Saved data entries
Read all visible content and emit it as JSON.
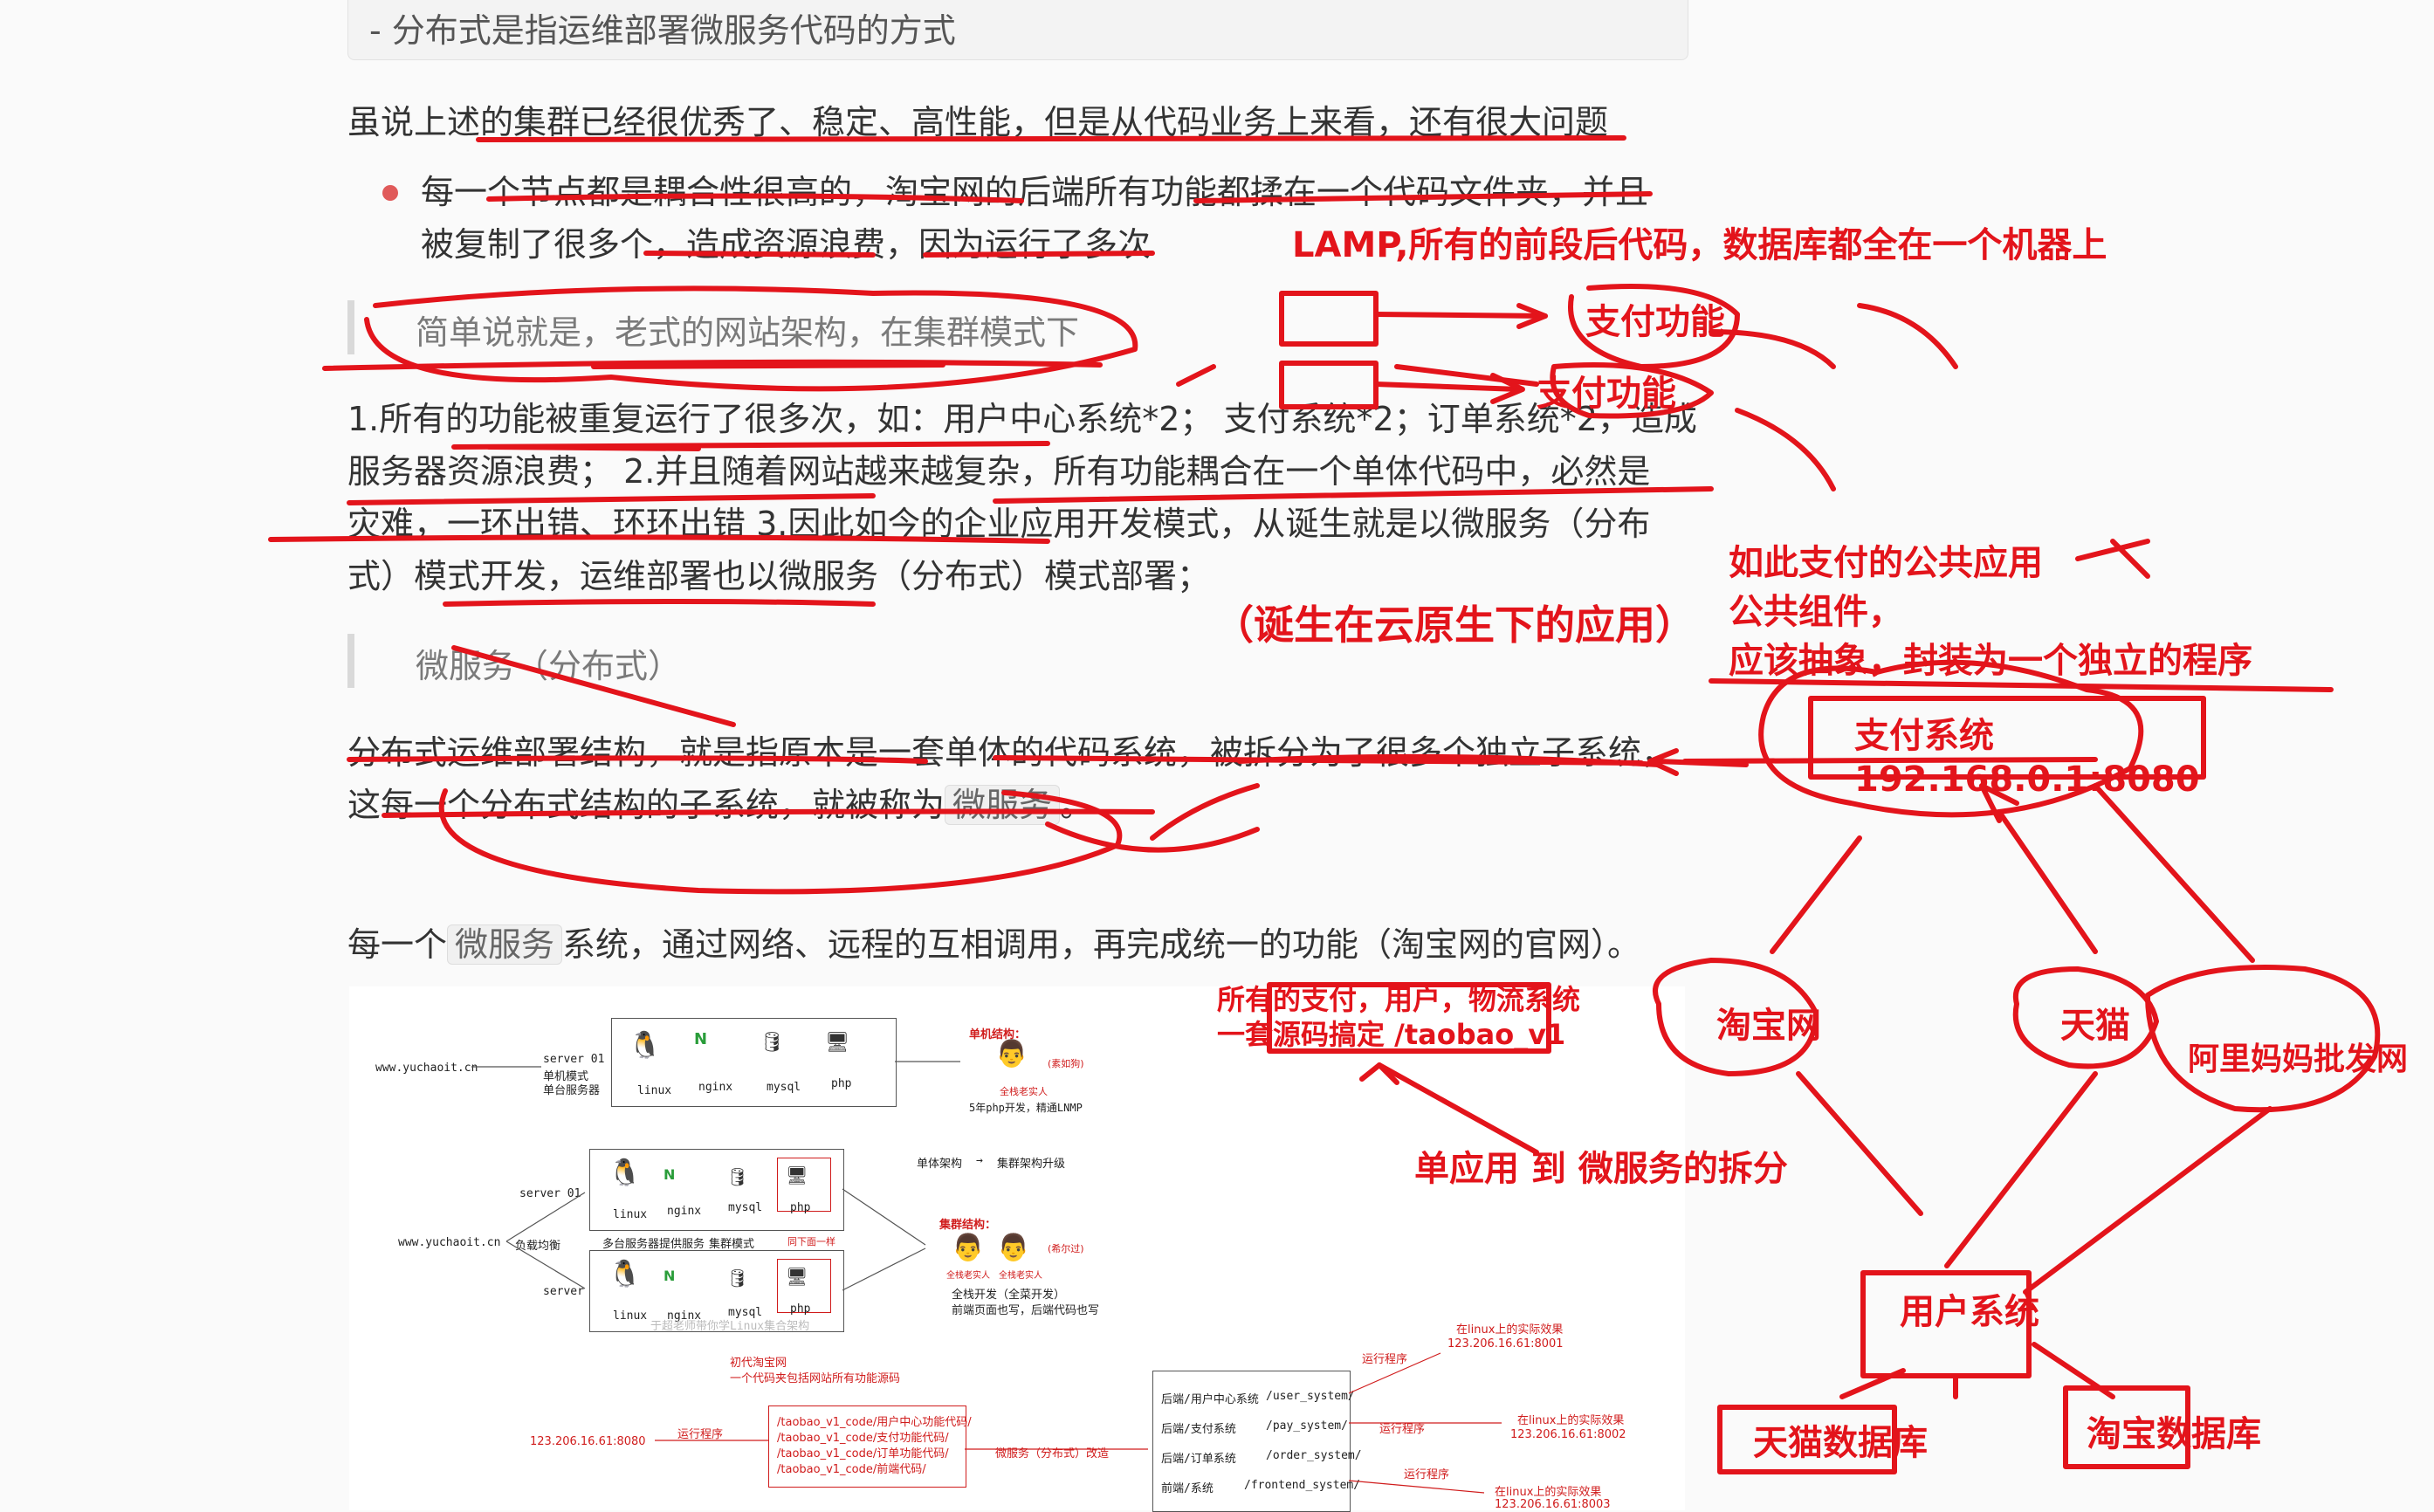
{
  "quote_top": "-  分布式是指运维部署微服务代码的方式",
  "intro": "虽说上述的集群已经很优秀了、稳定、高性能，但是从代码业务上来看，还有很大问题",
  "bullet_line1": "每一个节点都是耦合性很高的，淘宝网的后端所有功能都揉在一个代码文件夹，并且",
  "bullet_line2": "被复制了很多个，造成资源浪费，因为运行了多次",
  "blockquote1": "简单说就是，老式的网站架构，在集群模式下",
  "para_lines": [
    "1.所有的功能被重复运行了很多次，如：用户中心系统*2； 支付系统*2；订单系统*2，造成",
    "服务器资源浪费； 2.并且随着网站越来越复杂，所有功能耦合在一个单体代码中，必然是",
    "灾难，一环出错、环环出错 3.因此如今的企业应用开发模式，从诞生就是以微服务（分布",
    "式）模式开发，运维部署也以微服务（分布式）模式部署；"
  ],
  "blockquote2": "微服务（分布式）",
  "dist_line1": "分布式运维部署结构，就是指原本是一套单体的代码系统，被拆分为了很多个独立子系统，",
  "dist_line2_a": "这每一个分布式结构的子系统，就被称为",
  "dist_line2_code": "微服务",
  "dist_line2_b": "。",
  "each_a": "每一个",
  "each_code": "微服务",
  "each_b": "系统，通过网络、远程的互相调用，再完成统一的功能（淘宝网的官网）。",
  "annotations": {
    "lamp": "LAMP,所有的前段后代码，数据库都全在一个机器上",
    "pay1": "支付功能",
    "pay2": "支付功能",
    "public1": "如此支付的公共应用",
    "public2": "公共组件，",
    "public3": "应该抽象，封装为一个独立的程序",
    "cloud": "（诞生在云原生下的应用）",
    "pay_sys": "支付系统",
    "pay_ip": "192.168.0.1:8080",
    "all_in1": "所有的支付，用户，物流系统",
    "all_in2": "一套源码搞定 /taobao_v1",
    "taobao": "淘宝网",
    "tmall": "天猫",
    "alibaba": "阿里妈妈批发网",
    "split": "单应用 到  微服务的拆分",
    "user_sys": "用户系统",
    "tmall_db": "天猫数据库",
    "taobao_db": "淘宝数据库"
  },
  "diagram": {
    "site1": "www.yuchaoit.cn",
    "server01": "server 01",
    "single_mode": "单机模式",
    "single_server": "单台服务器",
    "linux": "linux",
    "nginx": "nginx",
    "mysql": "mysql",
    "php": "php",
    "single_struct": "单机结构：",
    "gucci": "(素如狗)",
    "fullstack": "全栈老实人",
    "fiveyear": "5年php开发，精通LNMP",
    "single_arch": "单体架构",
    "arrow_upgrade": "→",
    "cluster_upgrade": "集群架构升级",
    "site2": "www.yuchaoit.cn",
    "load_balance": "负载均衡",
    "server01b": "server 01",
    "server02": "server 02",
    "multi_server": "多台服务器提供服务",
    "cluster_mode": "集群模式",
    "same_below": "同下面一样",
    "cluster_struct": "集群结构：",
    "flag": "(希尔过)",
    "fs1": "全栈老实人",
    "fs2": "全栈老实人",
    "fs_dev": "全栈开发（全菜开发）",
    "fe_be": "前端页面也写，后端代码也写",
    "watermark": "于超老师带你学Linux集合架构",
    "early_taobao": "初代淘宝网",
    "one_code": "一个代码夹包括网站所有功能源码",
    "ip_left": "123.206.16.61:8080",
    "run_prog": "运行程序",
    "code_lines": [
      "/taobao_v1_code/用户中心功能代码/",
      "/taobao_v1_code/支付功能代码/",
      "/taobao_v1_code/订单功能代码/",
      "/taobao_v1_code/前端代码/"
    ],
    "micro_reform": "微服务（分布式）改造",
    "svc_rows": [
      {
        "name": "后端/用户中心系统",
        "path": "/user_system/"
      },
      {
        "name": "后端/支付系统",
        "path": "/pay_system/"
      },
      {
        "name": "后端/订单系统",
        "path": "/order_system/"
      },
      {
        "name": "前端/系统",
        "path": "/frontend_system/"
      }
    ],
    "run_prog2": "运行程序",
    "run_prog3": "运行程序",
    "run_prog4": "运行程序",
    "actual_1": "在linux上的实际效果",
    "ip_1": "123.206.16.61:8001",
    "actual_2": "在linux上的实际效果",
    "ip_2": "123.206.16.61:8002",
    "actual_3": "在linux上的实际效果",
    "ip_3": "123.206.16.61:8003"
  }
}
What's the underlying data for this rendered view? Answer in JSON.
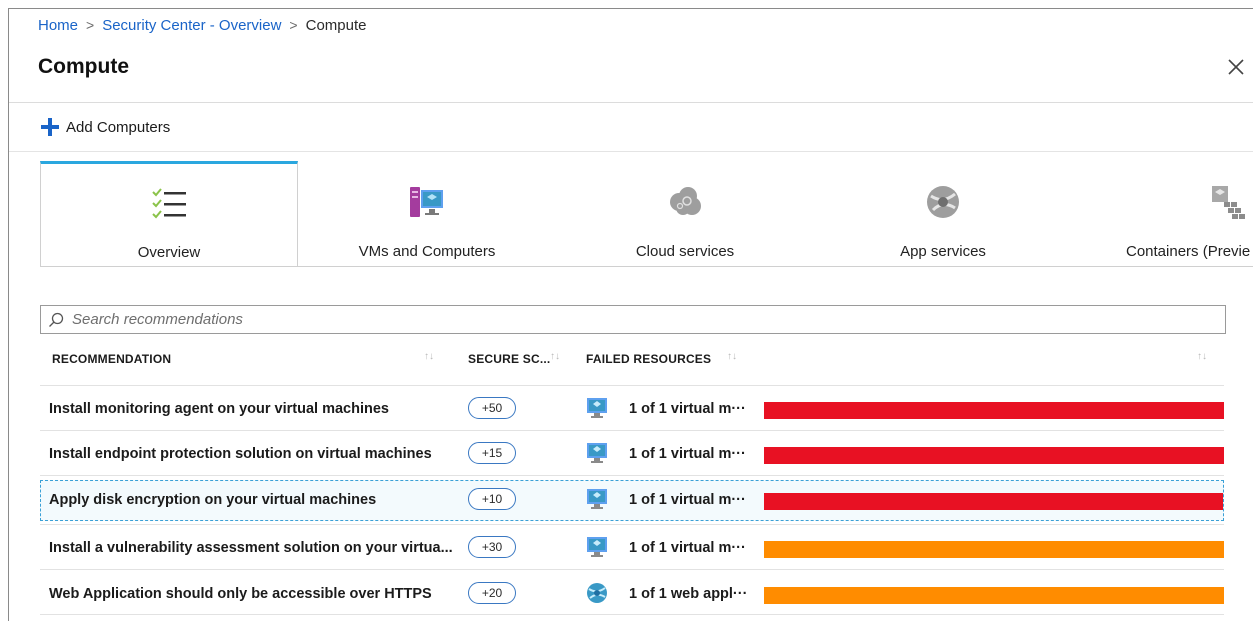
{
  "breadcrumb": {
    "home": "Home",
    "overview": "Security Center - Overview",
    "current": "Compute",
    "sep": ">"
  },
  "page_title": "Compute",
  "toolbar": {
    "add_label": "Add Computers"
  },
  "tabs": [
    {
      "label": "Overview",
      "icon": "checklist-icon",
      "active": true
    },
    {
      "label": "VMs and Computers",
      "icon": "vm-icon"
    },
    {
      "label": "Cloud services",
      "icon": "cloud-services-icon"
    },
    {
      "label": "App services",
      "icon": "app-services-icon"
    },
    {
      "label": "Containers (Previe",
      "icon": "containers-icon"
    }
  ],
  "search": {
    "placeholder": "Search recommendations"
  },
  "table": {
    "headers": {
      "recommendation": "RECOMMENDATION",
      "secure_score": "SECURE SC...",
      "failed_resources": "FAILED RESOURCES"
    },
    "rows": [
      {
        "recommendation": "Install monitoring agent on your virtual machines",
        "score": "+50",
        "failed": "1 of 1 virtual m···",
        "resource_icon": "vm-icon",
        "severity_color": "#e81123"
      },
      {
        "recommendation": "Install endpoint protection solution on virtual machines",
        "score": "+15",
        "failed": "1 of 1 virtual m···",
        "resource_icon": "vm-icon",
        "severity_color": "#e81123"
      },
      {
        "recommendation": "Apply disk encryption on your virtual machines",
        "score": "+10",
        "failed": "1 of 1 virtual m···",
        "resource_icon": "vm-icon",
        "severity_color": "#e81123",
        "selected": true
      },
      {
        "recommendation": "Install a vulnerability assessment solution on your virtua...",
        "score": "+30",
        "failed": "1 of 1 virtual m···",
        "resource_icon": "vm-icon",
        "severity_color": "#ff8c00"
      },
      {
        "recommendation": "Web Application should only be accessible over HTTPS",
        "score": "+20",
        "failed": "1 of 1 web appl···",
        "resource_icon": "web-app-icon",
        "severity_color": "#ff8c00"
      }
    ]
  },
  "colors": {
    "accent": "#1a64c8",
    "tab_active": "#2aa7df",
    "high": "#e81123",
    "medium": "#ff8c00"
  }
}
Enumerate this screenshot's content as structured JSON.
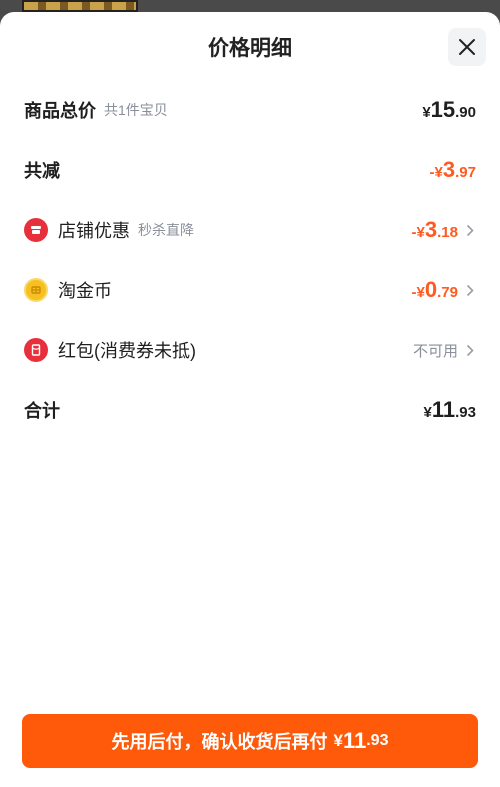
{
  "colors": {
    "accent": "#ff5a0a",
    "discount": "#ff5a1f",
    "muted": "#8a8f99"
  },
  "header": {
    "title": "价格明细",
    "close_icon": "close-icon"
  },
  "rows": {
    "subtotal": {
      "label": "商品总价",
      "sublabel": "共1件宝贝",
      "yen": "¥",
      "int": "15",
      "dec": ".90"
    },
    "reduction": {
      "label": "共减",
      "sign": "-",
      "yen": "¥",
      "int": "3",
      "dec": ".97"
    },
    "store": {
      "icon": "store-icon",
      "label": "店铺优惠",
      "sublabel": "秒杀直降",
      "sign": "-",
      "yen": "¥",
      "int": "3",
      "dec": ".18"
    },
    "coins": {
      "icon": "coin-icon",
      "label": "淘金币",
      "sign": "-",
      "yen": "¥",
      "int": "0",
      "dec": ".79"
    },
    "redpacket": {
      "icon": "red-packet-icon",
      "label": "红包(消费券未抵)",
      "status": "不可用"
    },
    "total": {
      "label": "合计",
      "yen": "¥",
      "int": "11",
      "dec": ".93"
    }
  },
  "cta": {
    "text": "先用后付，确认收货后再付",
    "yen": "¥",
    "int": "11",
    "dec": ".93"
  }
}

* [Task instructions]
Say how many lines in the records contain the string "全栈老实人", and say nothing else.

* [Expected answer]
3